### Exercise aim
The records must be repeated exactly and in their entirety.

### Provided records
──────

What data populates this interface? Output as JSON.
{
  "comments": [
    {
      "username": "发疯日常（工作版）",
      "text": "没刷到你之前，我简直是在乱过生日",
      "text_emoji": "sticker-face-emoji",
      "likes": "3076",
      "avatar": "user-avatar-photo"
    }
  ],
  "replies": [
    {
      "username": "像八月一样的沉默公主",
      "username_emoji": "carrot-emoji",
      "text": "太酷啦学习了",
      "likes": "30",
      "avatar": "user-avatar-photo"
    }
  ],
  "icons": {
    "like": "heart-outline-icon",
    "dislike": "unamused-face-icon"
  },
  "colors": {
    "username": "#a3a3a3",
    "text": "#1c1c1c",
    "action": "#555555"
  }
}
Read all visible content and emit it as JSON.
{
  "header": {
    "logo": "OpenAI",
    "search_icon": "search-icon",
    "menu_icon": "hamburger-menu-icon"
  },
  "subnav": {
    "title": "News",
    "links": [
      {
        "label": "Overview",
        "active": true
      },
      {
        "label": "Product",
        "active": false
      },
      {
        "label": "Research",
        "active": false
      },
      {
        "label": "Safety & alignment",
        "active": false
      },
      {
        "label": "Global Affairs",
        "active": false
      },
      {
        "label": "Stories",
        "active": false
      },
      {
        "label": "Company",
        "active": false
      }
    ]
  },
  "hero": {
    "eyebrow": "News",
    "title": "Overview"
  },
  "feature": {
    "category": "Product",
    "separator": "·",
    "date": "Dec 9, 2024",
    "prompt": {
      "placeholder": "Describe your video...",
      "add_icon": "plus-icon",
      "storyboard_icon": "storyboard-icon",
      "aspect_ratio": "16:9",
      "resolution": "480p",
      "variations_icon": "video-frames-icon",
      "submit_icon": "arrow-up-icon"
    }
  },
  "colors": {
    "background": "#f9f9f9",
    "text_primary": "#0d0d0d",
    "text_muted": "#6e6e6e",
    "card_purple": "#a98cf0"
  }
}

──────

### Exercise solution
What data populates this interface? Output as JSON.
{
  "comments": [
    {
      "username": "发疯日常（工作版）",
      "text": "没刷到你之前，我简直是在乱过生日",
      "text_emoji": "sticker-face-emoji",
      "likes": "3076",
      "avatar": "user-avatar-photo"
    }
  ],
  "replies": [
    {
      "username": "像八月一样的沉默公主",
      "username_emoji": "carrot-emoji",
      "text": "太酷啦学习了",
      "likes": "30",
      "avatar": "user-avatar-photo"
    }
  ],
  "icons": {
    "like": "heart-outline-icon",
    "dislike": "unamused-face-icon"
  },
  "colors": {
    "username": "#a3a3a3",
    "text": "#1c1c1c",
    "action": "#555555"
  }
}
Read all visible content and emit it as JSON.
{
  "header": {
    "logo": "OpenAI",
    "search_icon": "search-icon",
    "menu_icon": "hamburger-menu-icon"
  },
  "subnav": {
    "title": "News",
    "links": [
      {
        "label": "Overview",
        "active": true
      },
      {
        "label": "Product",
        "active": false
      },
      {
        "label": "Research",
        "active": false
      },
      {
        "label": "Safety & alignment",
        "active": false
      },
      {
        "label": "Global Affairs",
        "active": false
      },
      {
        "label": "Stories",
        "active": false
      },
      {
        "label": "Company",
        "active": false
      }
    ]
  },
  "hero": {
    "eyebrow": "News",
    "title": "Overview"
  },
  "feature": {
    "category": "Product",
    "separator": "·",
    "date": "Dec 9, 2024",
    "prompt": {
      "placeholder": "Describe your video...",
      "add_icon": "plus-icon",
      "storyboard_icon": "storyboard-icon",
      "aspect_ratio": "16:9",
      "resolution": "480p",
      "variations_icon": "video-frames-icon",
      "submit_icon": "arrow-up-icon"
    }
  },
  "colors": {
    "background": "#f9f9f9",
    "text_primary": "#0d0d0d",
    "text_muted": "#6e6e6e",
    "card_purple": "#a98cf0"
  }
}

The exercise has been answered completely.